Nada Surf saved Looking Through for last, the most representative song not only of the new album but of the band itself. Lyrics, melody, sounds: everything falls into place. A great concert from a group who play quality unpretentious music that leaves its audience satisfied at every single gig.
Filippo L’Astorina, the Editor
We interviewed frontman and songwriter Matthew Caws after the show.
How does it feel to have something out again, four years since Lucky?
It’s great; it’s been a while. It’s always an exciting feeling, like turning in a big paper at school. It feels very good and it sounds more natural than it has been in a while.
The title of the record is very particular; why did you choose it?
It’s my father’s expression. He’s a philosophy professor and he says it in his classes to make a point about our relative insignificance – people’s insignificance. A bird doesn’t know it’s called a bird, a dog a dog, stars and planet do not know about the names we give to them – but they are indifferent to that.
I wanted to use it not just because it sounds like a mysterious title, but because it makes me think of the climate, which is something I’ve been thinking about a lot. I have a seven-year-old boy, I can’t get away from considering the state of the world. People who don’t believe in climate change won’t be saved by it. Global warming is indifferent to your beliefs.

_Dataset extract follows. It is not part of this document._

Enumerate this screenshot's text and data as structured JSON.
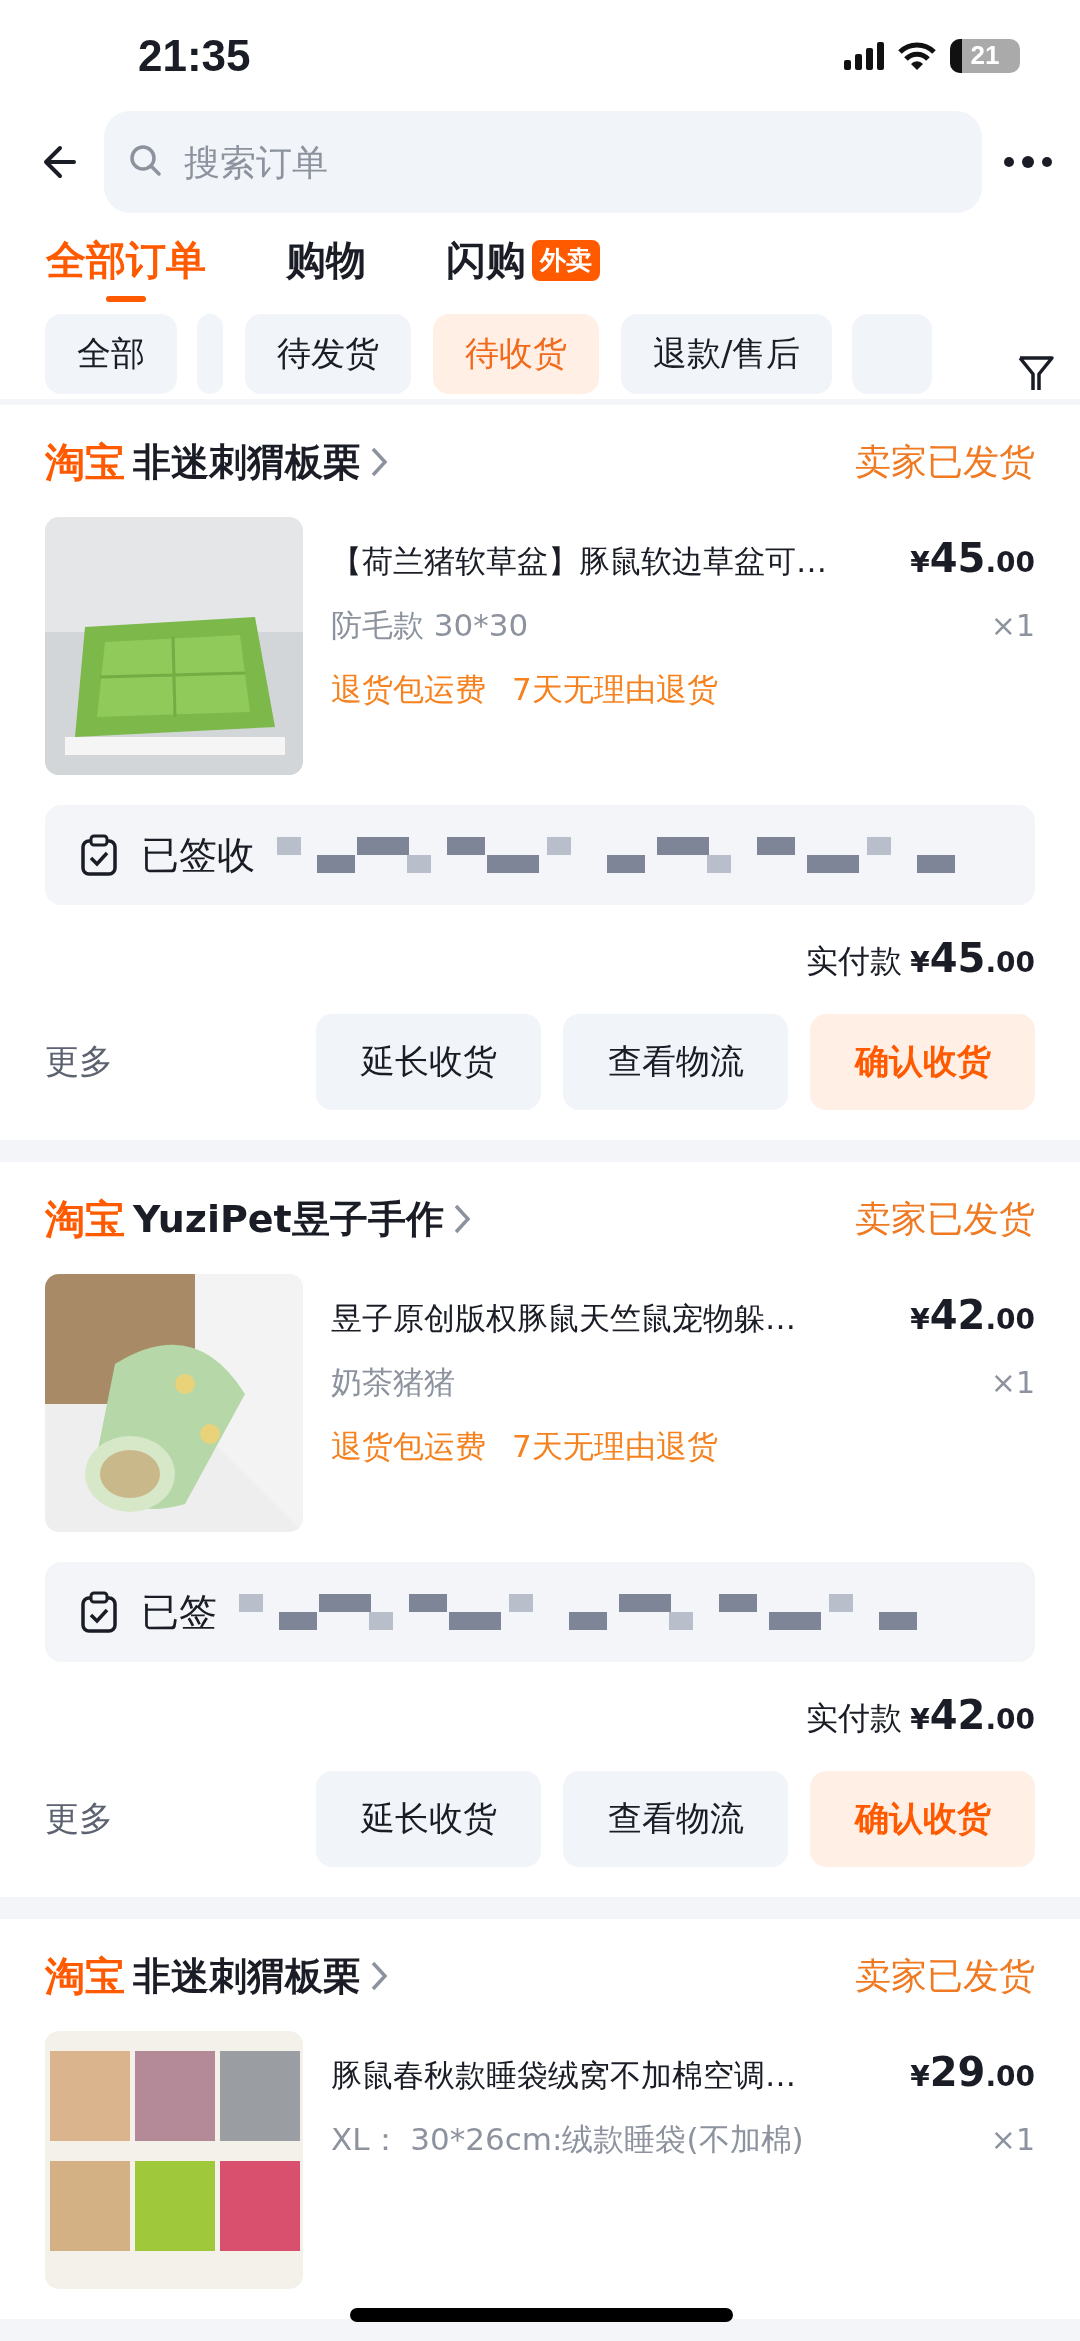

Tell us about the song Jules and Jim
I have never been in a love triangle – emotionally yes but not physically. I found myself sympathising with everybody: my position, her position, his position. I feel like I’m a pretty empathetic person; I empathise with people. It’s a good thing in general, but in conflict, you identify with the other side. It makes you inefficient and sad.
I understood that Looking Through was recorded the day before?
I wrote it one night and the next day I showed everybody how it went. A little bit – we didn’t play it all the way through, just talked about it. We pressed record and it sounded exactly as it is on the record.
Did you have a delay with the publishing?
Yes, on purpose. We finished it by summer for an autumn release. And then we decided not to rush it. Let’s not panic about art, videos, promotion. Let’s not panic. We feel really good about this record; let’s do everything right, have a life, see our families. It’s gonna sound great next year. And in fact, it did.
During that break, didn’t you have the temptation to go back to it and change something?
No, we felt good about it and I still feel good about it now.
What did you add for this tour?
We have a second guitarist, Doug Gillard; he played most of our shows last year and he will be playing for the whole tour. There is also Martin Wenk on trumpet and keyboard. A five-piece for almost the whole of the European tour!
What’s your favourite track on the album?
The Moon Is Calling is one of my favourites. I like it a lot because there are a lot of moments where I don’t know what we are doing, why I’m singing what I’m singing. I was just making up words but in a true way. A song I wrote without thinking – just wrote it – it’s a good feeling.
Will you do a video for it?
Well, who knows. We have already two: Waiting for Something and When I Was Young.
How about the artwork? It looks very intriguing.
It’s the work of a friend of mine; it seems to be a painting but he actually carved a yellow layer with a little knife. Every single little branch is individually carved: an incredibly meticulous job. I love it.